> Work request
Here is a block of records. Copy every line in it that includes "总扇区数".

═════ Extracted entries ═════

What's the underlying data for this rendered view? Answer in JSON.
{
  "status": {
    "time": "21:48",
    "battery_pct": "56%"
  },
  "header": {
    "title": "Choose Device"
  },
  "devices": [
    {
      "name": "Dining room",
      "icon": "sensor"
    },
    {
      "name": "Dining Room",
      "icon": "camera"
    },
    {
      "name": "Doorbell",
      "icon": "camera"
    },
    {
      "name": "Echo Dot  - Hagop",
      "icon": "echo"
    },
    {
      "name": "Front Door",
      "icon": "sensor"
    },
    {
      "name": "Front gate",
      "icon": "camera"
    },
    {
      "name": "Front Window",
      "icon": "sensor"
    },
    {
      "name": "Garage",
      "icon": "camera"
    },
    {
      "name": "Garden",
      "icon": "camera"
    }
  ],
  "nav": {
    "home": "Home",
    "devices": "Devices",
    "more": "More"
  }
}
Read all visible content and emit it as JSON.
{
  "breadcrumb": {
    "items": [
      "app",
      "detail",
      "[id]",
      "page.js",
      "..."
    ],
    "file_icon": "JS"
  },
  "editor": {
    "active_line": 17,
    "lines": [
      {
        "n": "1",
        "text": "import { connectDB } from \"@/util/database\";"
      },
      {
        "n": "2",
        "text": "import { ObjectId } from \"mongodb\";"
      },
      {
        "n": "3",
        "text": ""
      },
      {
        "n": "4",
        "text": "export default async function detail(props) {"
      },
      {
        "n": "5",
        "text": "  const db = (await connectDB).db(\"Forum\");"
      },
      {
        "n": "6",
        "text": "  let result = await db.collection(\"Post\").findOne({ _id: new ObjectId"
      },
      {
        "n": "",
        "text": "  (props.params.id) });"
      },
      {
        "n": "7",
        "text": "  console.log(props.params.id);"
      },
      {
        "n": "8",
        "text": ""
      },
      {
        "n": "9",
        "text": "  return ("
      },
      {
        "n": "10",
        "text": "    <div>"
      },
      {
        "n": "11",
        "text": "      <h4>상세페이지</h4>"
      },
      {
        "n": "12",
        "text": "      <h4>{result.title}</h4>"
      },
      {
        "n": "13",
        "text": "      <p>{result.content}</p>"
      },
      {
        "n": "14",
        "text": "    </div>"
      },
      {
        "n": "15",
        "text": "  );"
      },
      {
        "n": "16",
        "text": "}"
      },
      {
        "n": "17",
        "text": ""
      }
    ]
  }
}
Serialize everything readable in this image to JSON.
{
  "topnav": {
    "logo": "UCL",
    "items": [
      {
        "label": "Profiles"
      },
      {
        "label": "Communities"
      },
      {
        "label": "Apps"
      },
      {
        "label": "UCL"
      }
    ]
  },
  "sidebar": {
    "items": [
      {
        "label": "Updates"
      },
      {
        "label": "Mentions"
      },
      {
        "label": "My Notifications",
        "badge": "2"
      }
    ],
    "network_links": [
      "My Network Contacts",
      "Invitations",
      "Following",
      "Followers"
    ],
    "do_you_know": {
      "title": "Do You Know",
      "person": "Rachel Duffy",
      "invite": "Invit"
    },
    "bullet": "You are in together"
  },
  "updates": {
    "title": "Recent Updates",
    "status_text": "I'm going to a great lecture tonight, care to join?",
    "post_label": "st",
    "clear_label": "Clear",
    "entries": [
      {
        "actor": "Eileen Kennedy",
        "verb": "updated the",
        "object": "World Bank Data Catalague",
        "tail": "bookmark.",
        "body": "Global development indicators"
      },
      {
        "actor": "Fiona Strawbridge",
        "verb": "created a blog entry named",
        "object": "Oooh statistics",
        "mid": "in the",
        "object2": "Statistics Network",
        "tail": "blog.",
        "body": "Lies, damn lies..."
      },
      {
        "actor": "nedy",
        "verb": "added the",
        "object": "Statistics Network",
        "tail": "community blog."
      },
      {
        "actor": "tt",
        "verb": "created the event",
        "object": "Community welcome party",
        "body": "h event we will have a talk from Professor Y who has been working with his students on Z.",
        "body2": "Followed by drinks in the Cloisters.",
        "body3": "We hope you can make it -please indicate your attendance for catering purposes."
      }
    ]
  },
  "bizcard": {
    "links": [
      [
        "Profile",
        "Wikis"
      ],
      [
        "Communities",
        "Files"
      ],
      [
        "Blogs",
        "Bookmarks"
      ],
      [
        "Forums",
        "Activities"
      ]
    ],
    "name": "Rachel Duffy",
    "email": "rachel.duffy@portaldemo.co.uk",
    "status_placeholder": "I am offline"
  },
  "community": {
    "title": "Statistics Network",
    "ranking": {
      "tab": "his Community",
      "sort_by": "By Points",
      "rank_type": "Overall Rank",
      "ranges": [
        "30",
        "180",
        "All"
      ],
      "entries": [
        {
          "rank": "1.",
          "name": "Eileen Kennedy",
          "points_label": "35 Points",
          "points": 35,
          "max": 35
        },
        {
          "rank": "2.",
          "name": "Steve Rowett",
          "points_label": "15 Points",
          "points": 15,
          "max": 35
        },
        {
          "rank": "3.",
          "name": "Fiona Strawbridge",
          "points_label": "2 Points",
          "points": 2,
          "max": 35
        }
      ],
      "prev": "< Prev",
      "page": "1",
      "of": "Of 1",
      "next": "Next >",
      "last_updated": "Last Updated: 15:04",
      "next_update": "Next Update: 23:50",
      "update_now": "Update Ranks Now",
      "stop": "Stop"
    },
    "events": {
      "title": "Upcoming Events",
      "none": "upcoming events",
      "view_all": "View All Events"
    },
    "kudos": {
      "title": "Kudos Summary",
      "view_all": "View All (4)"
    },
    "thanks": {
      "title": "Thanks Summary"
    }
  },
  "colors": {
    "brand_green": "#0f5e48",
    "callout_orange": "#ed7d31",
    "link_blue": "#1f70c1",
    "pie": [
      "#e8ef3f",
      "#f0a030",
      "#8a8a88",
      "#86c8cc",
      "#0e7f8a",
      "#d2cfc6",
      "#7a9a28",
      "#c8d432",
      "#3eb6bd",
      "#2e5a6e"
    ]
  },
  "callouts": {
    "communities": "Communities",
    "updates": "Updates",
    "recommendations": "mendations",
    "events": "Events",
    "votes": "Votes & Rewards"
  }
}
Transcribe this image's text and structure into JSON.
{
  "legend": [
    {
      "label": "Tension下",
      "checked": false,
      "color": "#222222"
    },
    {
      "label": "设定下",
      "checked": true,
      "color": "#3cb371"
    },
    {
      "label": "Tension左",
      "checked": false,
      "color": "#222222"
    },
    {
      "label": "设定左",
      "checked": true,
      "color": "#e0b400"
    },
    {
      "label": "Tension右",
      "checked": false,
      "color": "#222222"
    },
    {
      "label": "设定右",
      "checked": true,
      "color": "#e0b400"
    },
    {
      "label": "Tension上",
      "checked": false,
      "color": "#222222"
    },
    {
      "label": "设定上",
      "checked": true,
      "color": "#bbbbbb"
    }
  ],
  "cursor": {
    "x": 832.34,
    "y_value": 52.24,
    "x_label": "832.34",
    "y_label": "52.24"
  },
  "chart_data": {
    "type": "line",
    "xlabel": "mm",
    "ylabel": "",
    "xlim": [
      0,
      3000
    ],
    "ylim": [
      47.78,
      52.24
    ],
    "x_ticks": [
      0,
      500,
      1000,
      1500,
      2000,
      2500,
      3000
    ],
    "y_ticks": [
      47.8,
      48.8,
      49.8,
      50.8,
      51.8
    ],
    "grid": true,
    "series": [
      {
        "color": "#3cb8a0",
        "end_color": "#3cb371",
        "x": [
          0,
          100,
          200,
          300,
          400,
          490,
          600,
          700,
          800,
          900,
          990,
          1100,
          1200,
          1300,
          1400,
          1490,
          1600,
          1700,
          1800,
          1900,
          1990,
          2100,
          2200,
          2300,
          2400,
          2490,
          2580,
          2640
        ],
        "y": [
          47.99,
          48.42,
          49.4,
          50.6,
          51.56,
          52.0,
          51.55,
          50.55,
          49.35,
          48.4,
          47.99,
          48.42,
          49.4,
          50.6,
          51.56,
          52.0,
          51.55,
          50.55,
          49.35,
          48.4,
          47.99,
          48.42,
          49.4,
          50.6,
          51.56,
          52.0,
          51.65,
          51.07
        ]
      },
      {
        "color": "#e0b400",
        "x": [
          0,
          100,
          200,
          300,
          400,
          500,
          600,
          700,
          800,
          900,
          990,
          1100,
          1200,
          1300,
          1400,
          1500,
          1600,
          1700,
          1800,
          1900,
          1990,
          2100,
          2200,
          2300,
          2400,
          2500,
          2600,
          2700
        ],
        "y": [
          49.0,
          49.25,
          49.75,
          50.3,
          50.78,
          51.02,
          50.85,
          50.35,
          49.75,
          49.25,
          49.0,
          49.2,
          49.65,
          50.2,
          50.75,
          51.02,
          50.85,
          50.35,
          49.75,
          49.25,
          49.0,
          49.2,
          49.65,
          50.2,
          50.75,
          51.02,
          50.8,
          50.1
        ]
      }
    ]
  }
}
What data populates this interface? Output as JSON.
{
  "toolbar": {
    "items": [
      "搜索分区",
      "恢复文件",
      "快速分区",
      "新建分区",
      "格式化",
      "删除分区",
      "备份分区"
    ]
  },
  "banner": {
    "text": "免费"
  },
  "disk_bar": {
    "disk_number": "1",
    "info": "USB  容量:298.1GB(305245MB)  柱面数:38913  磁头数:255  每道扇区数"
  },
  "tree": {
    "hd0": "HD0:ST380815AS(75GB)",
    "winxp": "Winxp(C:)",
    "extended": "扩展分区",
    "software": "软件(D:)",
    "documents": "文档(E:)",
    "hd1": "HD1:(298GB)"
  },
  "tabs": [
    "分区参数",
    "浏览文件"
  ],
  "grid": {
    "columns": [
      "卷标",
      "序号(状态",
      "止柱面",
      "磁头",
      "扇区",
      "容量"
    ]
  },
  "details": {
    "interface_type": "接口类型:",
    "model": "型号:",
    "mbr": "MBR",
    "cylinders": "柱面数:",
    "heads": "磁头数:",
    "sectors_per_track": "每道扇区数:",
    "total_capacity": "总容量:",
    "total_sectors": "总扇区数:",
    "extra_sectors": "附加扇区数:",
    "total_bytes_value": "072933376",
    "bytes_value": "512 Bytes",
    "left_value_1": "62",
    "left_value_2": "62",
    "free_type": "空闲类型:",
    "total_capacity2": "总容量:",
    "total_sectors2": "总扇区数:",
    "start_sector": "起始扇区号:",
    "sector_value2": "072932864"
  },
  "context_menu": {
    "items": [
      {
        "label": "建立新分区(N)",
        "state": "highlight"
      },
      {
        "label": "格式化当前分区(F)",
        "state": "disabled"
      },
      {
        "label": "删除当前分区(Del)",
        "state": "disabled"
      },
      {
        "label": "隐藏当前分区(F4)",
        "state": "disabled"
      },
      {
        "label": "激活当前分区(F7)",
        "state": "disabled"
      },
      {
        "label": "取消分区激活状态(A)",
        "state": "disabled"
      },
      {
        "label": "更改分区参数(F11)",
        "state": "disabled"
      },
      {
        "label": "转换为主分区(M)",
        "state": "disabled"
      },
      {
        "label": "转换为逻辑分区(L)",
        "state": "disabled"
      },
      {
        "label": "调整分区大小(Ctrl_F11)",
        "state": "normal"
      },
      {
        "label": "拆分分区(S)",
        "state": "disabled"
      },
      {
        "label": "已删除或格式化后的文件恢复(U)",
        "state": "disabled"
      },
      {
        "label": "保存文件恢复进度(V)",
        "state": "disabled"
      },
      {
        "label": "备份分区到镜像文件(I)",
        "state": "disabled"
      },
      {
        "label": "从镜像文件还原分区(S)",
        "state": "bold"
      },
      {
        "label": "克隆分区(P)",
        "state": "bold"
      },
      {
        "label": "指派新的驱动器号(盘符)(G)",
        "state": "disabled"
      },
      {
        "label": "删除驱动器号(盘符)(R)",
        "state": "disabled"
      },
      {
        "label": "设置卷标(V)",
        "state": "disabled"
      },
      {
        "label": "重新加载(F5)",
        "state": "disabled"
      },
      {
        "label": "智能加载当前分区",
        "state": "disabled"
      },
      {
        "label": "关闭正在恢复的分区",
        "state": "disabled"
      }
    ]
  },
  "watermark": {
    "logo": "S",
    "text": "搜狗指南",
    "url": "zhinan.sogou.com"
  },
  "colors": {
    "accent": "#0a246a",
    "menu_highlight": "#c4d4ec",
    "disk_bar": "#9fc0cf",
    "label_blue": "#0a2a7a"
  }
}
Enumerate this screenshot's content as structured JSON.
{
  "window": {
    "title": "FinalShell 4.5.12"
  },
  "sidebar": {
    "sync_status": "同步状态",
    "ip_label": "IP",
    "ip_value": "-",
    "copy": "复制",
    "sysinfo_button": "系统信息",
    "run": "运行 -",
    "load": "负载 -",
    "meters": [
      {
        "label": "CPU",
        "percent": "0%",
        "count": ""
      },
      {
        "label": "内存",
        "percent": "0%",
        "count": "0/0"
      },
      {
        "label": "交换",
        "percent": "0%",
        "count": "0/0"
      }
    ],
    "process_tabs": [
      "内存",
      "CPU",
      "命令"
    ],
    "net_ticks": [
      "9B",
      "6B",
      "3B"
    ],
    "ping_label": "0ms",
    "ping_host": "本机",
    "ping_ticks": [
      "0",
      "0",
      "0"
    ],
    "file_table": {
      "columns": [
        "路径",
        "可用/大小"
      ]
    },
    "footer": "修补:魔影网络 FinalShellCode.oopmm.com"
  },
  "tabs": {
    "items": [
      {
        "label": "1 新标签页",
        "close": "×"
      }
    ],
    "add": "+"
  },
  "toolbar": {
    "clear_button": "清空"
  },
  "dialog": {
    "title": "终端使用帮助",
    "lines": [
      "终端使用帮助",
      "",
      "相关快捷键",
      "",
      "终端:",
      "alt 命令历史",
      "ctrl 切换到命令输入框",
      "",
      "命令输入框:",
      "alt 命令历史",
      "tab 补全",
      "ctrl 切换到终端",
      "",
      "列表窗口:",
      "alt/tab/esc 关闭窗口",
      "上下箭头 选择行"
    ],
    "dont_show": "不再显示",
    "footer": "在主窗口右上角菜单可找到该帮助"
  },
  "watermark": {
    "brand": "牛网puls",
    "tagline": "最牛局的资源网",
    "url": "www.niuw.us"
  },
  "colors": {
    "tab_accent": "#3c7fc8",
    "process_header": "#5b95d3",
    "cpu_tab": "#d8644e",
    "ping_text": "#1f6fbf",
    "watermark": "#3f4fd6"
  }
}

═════

> Written solution
    "total_sectors": "总扇区数:",
    "total_sectors2": "总扇区数:",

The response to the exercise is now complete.